Your content and messaging should be planned out from the moment you reach out to your customer until the last communication you have before your event (and after, of course!). The goal is to figure out ways to positively affect end user behavior so that there is an ongoing relationship with attendees. There are many ways to get to know your audience better and tailor your message in a way that speaks most clearly to those attendees.

# 1: Clear Content and Messaging

45% of your image is directly related not only to what you say but the ways in which you say it. This means that the message is important but so is the content and ways you deliver that content. This becomes even more vital when you combine it with the statistic that about 54% of people don’t trust a brand or what it has to say.

The reason is likely because so many companies have failed to deliver on promises. So, you need to figure out what your mission is for your event and for your brand, you must deliver clear content and messaging that explains that mission, and you must follow through on any promises you make to your customers. Anything else will not only break trust but may harm your brand instead of helping.

# 2: Multiple Platforms

However, getting the word out to potential attendees is far more than simply delivering the content and messaging. There is an old rule of thumb in advertising called the Rule of 7. This simply is the idea that before a potential customer remembers your brand or buys your service or product, he must see/hear about it seven different times.

Old methods of advertising included billboards, newspapers, direct mail, vehicles wraps, and radio/television. Today, brands can also add online marketing, which is arguably even more effective for reaching new leads. For one thing, there are many algorithms that can help you target that advertising better than more traditional forms of advertising.

Even online, don’t just focus on a single social media platform, but get the same content and messaging across to multiple social media networks. You can even adjust the message a bit for each one, but make sure all messages get at the heart of the mission of your event and brand.

# 3: Customer Service

Good customer service should be at the very core of your message. Not only do you have to initially gain the trust of your customers/attendees, but you have to maintain that trust.

Access Development’s 2016 Customer Loyalty Statistics survey turned up some pretty interesting results about customer loyalty to a particular brand. 81% of consumers surveyed said it was aggravating if a company made doing business with them difficult. 52% switched to a new company within the last 12 months because of a poor customer service experience.

The cost of acquiring new customers can be pretty high. It can cost as much as five times more to gain a new customer than to simply keep an old one. Doesn’t it make more sense to retain the customers you already have? They should always be your top priority and they should feel like they are important to you. This is how you build brand loyalty. According to Forbes, about 32% of company executives indicate that customer retention is a priority for them.
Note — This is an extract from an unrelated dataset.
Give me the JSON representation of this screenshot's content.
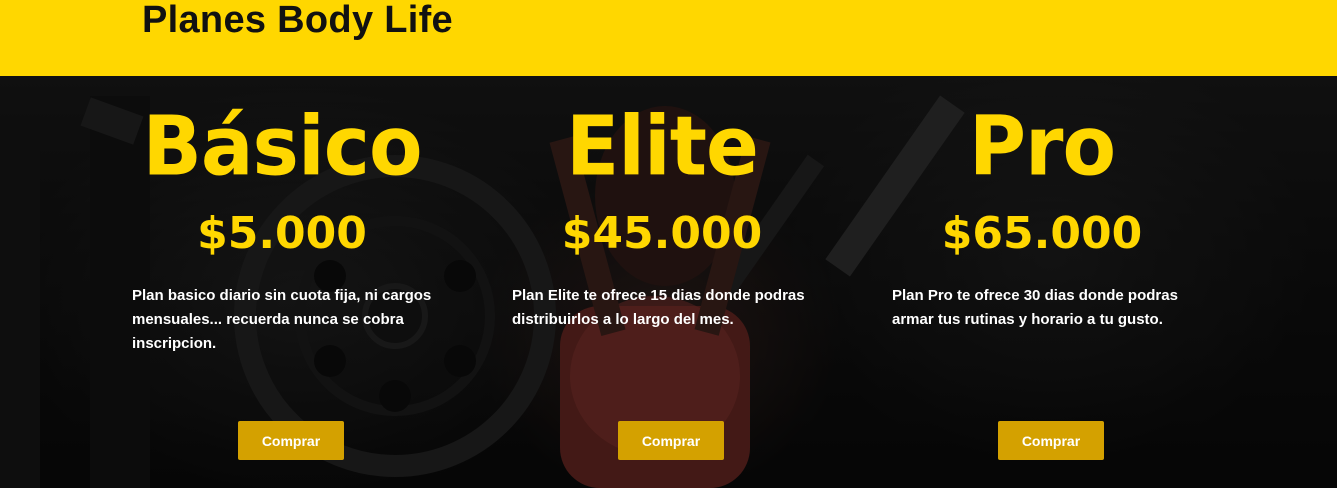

As you can see, building a brand image is of vital importance. Build your brand image with some clear steps. Take the time to figure out what you want to say and how you want to say it. The future of your company and the success of your event just might depend upon it.